BEGIN

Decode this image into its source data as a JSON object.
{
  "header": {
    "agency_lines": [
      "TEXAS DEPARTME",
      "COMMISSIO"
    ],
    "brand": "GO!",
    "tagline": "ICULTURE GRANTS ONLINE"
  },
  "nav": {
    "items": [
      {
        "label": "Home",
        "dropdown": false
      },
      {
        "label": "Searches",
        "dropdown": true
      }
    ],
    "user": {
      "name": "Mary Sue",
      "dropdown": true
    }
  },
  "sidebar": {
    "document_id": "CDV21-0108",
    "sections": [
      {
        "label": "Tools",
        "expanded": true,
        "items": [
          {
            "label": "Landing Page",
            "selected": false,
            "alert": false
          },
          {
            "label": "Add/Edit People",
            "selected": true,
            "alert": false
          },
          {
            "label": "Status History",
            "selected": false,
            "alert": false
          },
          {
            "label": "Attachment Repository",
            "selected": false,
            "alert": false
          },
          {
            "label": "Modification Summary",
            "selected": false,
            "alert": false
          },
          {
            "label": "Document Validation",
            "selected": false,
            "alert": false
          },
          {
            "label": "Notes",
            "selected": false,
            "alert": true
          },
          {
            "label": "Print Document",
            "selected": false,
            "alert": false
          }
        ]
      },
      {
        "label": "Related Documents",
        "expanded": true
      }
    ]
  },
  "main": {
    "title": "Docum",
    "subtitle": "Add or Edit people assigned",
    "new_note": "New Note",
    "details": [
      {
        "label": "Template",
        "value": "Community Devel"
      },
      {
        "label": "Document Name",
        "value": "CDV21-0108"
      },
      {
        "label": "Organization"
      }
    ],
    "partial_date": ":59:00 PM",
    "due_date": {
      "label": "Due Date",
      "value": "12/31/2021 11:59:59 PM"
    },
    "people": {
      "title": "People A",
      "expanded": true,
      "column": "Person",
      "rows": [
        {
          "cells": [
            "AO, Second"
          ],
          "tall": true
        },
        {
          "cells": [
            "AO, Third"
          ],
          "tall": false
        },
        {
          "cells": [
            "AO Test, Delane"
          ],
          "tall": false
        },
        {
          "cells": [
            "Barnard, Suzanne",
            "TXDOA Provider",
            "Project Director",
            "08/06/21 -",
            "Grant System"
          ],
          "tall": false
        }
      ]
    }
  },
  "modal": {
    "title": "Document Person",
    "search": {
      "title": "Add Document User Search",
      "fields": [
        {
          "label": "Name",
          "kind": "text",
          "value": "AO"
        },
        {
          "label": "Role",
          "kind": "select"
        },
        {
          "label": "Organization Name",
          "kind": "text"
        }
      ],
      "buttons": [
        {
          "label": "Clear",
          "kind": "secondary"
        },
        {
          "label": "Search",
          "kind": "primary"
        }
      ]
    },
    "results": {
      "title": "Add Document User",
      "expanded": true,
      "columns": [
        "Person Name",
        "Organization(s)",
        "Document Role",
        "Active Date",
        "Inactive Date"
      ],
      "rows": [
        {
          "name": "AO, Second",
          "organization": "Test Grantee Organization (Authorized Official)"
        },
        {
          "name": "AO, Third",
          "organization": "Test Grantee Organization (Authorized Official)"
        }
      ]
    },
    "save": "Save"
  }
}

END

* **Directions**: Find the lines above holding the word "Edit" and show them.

* **Exercise output**:
            "label": "Add/Edit People",
    "subtitle": "Add or Edit people assigned",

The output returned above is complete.